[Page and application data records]
┌──

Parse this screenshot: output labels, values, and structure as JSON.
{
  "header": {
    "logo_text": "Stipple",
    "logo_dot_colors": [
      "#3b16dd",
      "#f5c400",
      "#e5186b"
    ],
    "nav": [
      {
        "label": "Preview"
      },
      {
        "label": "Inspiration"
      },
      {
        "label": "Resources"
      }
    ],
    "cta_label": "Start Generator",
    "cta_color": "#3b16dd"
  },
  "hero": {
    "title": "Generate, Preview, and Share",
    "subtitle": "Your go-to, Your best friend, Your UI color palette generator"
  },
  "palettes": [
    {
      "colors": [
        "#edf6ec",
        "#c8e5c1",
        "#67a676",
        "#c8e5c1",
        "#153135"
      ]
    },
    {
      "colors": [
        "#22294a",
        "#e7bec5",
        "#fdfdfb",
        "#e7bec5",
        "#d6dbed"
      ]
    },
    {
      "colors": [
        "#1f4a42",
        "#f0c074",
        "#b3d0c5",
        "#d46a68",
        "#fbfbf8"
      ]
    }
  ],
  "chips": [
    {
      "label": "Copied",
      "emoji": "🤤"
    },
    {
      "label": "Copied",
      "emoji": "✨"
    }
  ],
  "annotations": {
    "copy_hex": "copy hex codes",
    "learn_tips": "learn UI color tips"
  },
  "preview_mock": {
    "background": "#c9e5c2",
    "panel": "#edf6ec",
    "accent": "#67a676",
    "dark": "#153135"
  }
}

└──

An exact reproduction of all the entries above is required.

Written reply
Parse this screenshot: output labels, values, and structure as JSON.
{
  "header": {
    "logo_text": "Stipple",
    "logo_dot_colors": [
      "#3b16dd",
      "#f5c400",
      "#e5186b"
    ],
    "nav": [
      {
        "label": "Preview"
      },
      {
        "label": "Inspiration"
      },
      {
        "label": "Resources"
      }
    ],
    "cta_label": "Start Generator",
    "cta_color": "#3b16dd"
  },
  "hero": {
    "title": "Generate, Preview, and Share",
    "subtitle": "Your go-to, Your best friend, Your UI color palette generator"
  },
  "palettes": [
    {
      "colors": [
        "#edf6ec",
        "#c8e5c1",
        "#67a676",
        "#c8e5c1",
        "#153135"
      ]
    },
    {
      "colors": [
        "#22294a",
        "#e7bec5",
        "#fdfdfb",
        "#e7bec5",
        "#d6dbed"
      ]
    },
    {
      "colors": [
        "#1f4a42",
        "#f0c074",
        "#b3d0c5",
        "#d46a68",
        "#fbfbf8"
      ]
    }
  ],
  "chips": [
    {
      "label": "Copied",
      "emoji": "🤤"
    },
    {
      "label": "Copied",
      "emoji": "✨"
    }
  ],
  "annotations": {
    "copy_hex": "copy hex codes",
    "learn_tips": "learn UI color tips"
  },
  "preview_mock": {
    "background": "#c9e5c2",
    "panel": "#edf6ec",
    "accent": "#67a676",
    "dark": "#153135"
  }
}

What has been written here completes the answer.